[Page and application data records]
☆ ☆ ☆ ☆ ☆

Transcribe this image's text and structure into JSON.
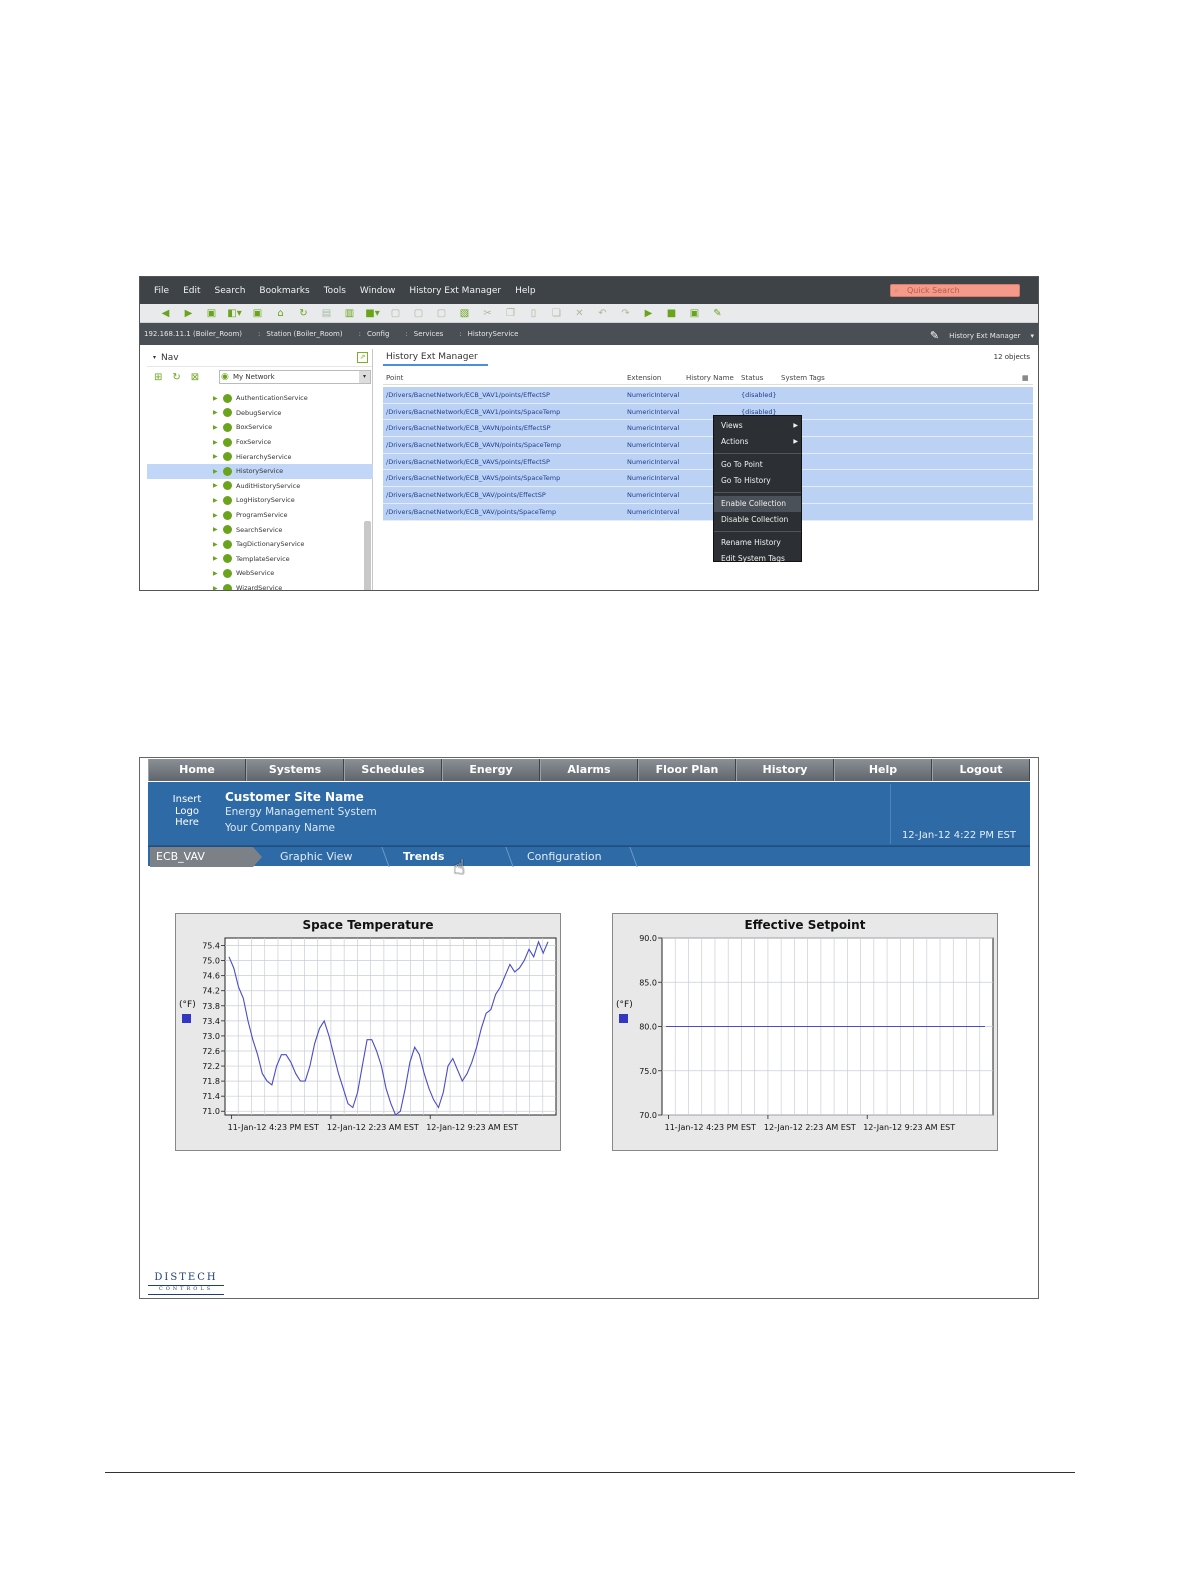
{
  "workbench": {
    "menu": [
      "File",
      "Edit",
      "Search",
      "Bookmarks",
      "Tools",
      "Window",
      "History Ext Manager",
      "Help"
    ],
    "quick_search_placeholder": "Quick Search",
    "breadcrumbs": [
      "192.168.11.1 (Boiler_Room)",
      "Station (Boiler_Room)",
      "Config",
      "Services",
      "HistoryService"
    ],
    "view_selector": "History Ext Manager",
    "nav": {
      "title": "Nav",
      "network": "My Network",
      "items": [
        {
          "label": "AuthenticationService",
          "selected": false
        },
        {
          "label": "DebugService",
          "selected": false
        },
        {
          "label": "BoxService",
          "selected": false
        },
        {
          "label": "FoxService",
          "selected": false
        },
        {
          "label": "HierarchyService",
          "selected": false
        },
        {
          "label": "HistoryService",
          "selected": true
        },
        {
          "label": "AuditHistoryService",
          "selected": false
        },
        {
          "label": "LogHistoryService",
          "selected": false
        },
        {
          "label": "ProgramService",
          "selected": false
        },
        {
          "label": "SearchService",
          "selected": false
        },
        {
          "label": "TagDictionaryService",
          "selected": false
        },
        {
          "label": "TemplateService",
          "selected": false
        },
        {
          "label": "WebService",
          "selected": false
        },
        {
          "label": "WizardService",
          "selected": false
        }
      ]
    },
    "main": {
      "tab": "History Ext Manager",
      "count": "12 objects",
      "columns": [
        "Point",
        "Extension",
        "History Name",
        "Status",
        "System Tags"
      ],
      "rows": [
        {
          "point": "/Drivers/BacnetNetwork/ECB_VAV1/points/EffectSP",
          "extension": "NumericInterval",
          "status": "{disabled}"
        },
        {
          "point": "/Drivers/BacnetNetwork/ECB_VAV1/points/SpaceTemp",
          "extension": "NumericInterval",
          "status": "{disabled}"
        },
        {
          "point": "/Drivers/BacnetNetwork/ECB_VAVN/points/EffectSP",
          "extension": "NumericInterval",
          "status": ""
        },
        {
          "point": "/Drivers/BacnetNetwork/ECB_VAVN/points/SpaceTemp",
          "extension": "NumericInterval",
          "status": ""
        },
        {
          "point": "/Drivers/BacnetNetwork/ECB_VAVS/points/EffectSP",
          "extension": "NumericInterval",
          "status": ""
        },
        {
          "point": "/Drivers/BacnetNetwork/ECB_VAVS/points/SpaceTemp",
          "extension": "NumericInterval",
          "status": ""
        },
        {
          "point": "/Drivers/BacnetNetwork/ECB_VAV/points/EffectSP",
          "extension": "NumericInterval",
          "status": ""
        },
        {
          "point": "/Drivers/BacnetNetwork/ECB_VAV/points/SpaceTemp",
          "extension": "NumericInterval",
          "status": ""
        }
      ]
    },
    "context_menu": {
      "views": "Views",
      "actions": "Actions",
      "go_to_point": "Go To Point",
      "go_to_history": "Go To History",
      "enable_collection": "Enable Collection",
      "disable_collection": "Disable Collection",
      "rename_history": "Rename History",
      "edit_system_tags": "Edit System Tags"
    }
  },
  "webui": {
    "tabs": [
      "Home",
      "Systems",
      "Schedules",
      "Energy",
      "Alarms",
      "Floor Plan",
      "History",
      "Help",
      "Logout"
    ],
    "logo_placeholder": [
      "Insert",
      "Logo",
      "Here"
    ],
    "site_name": "Customer Site Name",
    "system_name": "Energy Management System",
    "company_name": "Your Company Name",
    "datetime": "12-Jan-12 4:22 PM EST",
    "subnav": {
      "device": "ECB_VAV",
      "graphic": "Graphic View",
      "trends": "Trends",
      "config": "Configuration"
    },
    "logo_brand": "DISTECH",
    "logo_sub": "CONTROLS"
  },
  "chart_data": [
    {
      "type": "line",
      "title": "Space Temperature",
      "ylabel": "(°F)",
      "ylim": [
        70.9,
        75.6
      ],
      "yticks": [
        "75.4",
        "75.0",
        "74.6",
        "74.2",
        "73.8",
        "73.4",
        "73.0",
        "72.6",
        "72.2",
        "71.8",
        "71.4",
        "71.0"
      ],
      "xticks": [
        "11-Jan-12 4:23 PM EST",
        "12-Jan-12 2:23 AM EST",
        "12-Jan-12 9:23 AM EST"
      ],
      "color": "#4a4cc8",
      "series": [
        {
          "values": [
            75.1,
            74.8,
            74.3,
            74.0,
            73.4,
            72.9,
            72.5,
            72.0,
            71.8,
            71.7,
            72.2,
            72.5,
            72.5,
            72.3,
            72.0,
            71.8,
            71.8,
            72.2,
            72.8,
            73.2,
            73.4,
            73.0,
            72.5,
            72.0,
            71.6,
            71.2,
            71.1,
            71.5,
            72.2,
            72.9,
            72.9,
            72.6,
            72.2,
            71.6,
            71.2,
            70.9,
            71.0,
            71.6,
            72.3,
            72.7,
            72.5,
            72.0,
            71.6,
            71.3,
            71.1,
            71.5,
            72.2,
            72.4,
            72.1,
            71.8,
            72.0,
            72.3,
            72.7,
            73.2,
            73.6,
            73.7,
            74.1,
            74.3,
            74.6,
            74.9,
            74.7,
            74.8,
            75.0,
            75.3,
            75.1,
            75.5,
            75.2,
            75.5
          ]
        }
      ]
    },
    {
      "type": "line",
      "title": "Effective Setpoint",
      "ylabel": "(°F)",
      "ylim": [
        70.0,
        90.0
      ],
      "yticks": [
        "90.0",
        "85.0",
        "80.0",
        "75.0",
        "70.0"
      ],
      "xticks": [
        "11-Jan-12 4:23 PM EST",
        "12-Jan-12 2:23 AM EST",
        "12-Jan-12 9:23 AM EST"
      ],
      "color": "#4a4cc8",
      "series": [
        {
          "values": [
            80.0,
            80.0
          ]
        }
      ]
    }
  ]
}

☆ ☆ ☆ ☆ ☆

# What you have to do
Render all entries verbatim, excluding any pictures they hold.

# Result of the task
Transcribe this image's text and structure into JSON.
{
  "workbench": {
    "menu": [
      "File",
      "Edit",
      "Search",
      "Bookmarks",
      "Tools",
      "Window",
      "History Ext Manager",
      "Help"
    ],
    "quick_search_placeholder": "Quick Search",
    "breadcrumbs": [
      "192.168.11.1 (Boiler_Room)",
      "Station (Boiler_Room)",
      "Config",
      "Services",
      "HistoryService"
    ],
    "view_selector": "History Ext Manager",
    "nav": {
      "title": "Nav",
      "network": "My Network",
      "items": [
        {
          "label": "AuthenticationService",
          "selected": false
        },
        {
          "label": "DebugService",
          "selected": false
        },
        {
          "label": "BoxService",
          "selected": false
        },
        {
          "label": "FoxService",
          "selected": false
        },
        {
          "label": "HierarchyService",
          "selected": false
        },
        {
          "label": "HistoryService",
          "selected": true
        },
        {
          "label": "AuditHistoryService",
          "selected": false
        },
        {
          "label": "LogHistoryService",
          "selected": false
        },
        {
          "label": "ProgramService",
          "selected": false
        },
        {
          "label": "SearchService",
          "selected": false
        },
        {
          "label": "TagDictionaryService",
          "selected": false
        },
        {
          "label": "TemplateService",
          "selected": false
        },
        {
          "label": "WebService",
          "selected": false
        },
        {
          "label": "WizardService",
          "selected": false
        }
      ]
    },
    "main": {
      "tab": "History Ext Manager",
      "count": "12 objects",
      "columns": [
        "Point",
        "Extension",
        "History Name",
        "Status",
        "System Tags"
      ],
      "rows": [
        {
          "point": "/Drivers/BacnetNetwork/ECB_VAV1/points/EffectSP",
          "extension": "NumericInterval",
          "status": "{disabled}"
        },
        {
          "point": "/Drivers/BacnetNetwork/ECB_VAV1/points/SpaceTemp",
          "extension": "NumericInterval",
          "status": "{disabled}"
        },
        {
          "point": "/Drivers/BacnetNetwork/ECB_VAVN/points/EffectSP",
          "extension": "NumericInterval",
          "status": ""
        },
        {
          "point": "/Drivers/BacnetNetwork/ECB_VAVN/points/SpaceTemp",
          "extension": "NumericInterval",
          "status": ""
        },
        {
          "point": "/Drivers/BacnetNetwork/ECB_VAVS/points/EffectSP",
          "extension": "NumericInterval",
          "status": ""
        },
        {
          "point": "/Drivers/BacnetNetwork/ECB_VAVS/points/SpaceTemp",
          "extension": "NumericInterval",
          "status": ""
        },
        {
          "point": "/Drivers/BacnetNetwork/ECB_VAV/points/EffectSP",
          "extension": "NumericInterval",
          "status": ""
        },
        {
          "point": "/Drivers/BacnetNetwork/ECB_VAV/points/SpaceTemp",
          "extension": "NumericInterval",
          "status": ""
        }
      ]
    },
    "context_menu": {
      "views": "Views",
      "actions": "Actions",
      "go_to_point": "Go To Point",
      "go_to_history": "Go To History",
      "enable_collection": "Enable Collection",
      "disable_collection": "Disable Collection",
      "rename_history": "Rename History",
      "edit_system_tags": "Edit System Tags"
    }
  },
  "webui": {
    "tabs": [
      "Home",
      "Systems",
      "Schedules",
      "Energy",
      "Alarms",
      "Floor Plan",
      "History",
      "Help",
      "Logout"
    ],
    "logo_placeholder": [
      "Insert",
      "Logo",
      "Here"
    ],
    "site_name": "Customer Site Name",
    "system_name": "Energy Management System",
    "company_name": "Your Company Name",
    "datetime": "12-Jan-12 4:22 PM EST",
    "subnav": {
      "device": "ECB_VAV",
      "graphic": "Graphic View",
      "trends": "Trends",
      "config": "Configuration"
    },
    "logo_brand": "DISTECH",
    "logo_sub": "CONTROLS"
  },
  "chart_data": [
    {
      "type": "line",
      "title": "Space Temperature",
      "ylabel": "(°F)",
      "ylim": [
        70.9,
        75.6
      ],
      "yticks": [
        "75.4",
        "75.0",
        "74.6",
        "74.2",
        "73.8",
        "73.4",
        "73.0",
        "72.6",
        "72.2",
        "71.8",
        "71.4",
        "71.0"
      ],
      "xticks": [
        "11-Jan-12 4:23 PM EST",
        "12-Jan-12 2:23 AM EST",
        "12-Jan-12 9:23 AM EST"
      ],
      "color": "#4a4cc8",
      "series": [
        {
          "values": [
            75.1,
            74.8,
            74.3,
            74.0,
            73.4,
            72.9,
            72.5,
            72.0,
            71.8,
            71.7,
            72.2,
            72.5,
            72.5,
            72.3,
            72.0,
            71.8,
            71.8,
            72.2,
            72.8,
            73.2,
            73.4,
            73.0,
            72.5,
            72.0,
            71.6,
            71.2,
            71.1,
            71.5,
            72.2,
            72.9,
            72.9,
            72.6,
            72.2,
            71.6,
            71.2,
            70.9,
            71.0,
            71.6,
            72.3,
            72.7,
            72.5,
            72.0,
            71.6,
            71.3,
            71.1,
            71.5,
            72.2,
            72.4,
            72.1,
            71.8,
            72.0,
            72.3,
            72.7,
            73.2,
            73.6,
            73.7,
            74.1,
            74.3,
            74.6,
            74.9,
            74.7,
            74.8,
            75.0,
            75.3,
            75.1,
            75.5,
            75.2,
            75.5
          ]
        }
      ]
    },
    {
      "type": "line",
      "title": "Effective Setpoint",
      "ylabel": "(°F)",
      "ylim": [
        70.0,
        90.0
      ],
      "yticks": [
        "90.0",
        "85.0",
        "80.0",
        "75.0",
        "70.0"
      ],
      "xticks": [
        "11-Jan-12 4:23 PM EST",
        "12-Jan-12 2:23 AM EST",
        "12-Jan-12 9:23 AM EST"
      ],
      "color": "#4a4cc8",
      "series": [
        {
          "values": [
            80.0,
            80.0
          ]
        }
      ]
    }
  ]
}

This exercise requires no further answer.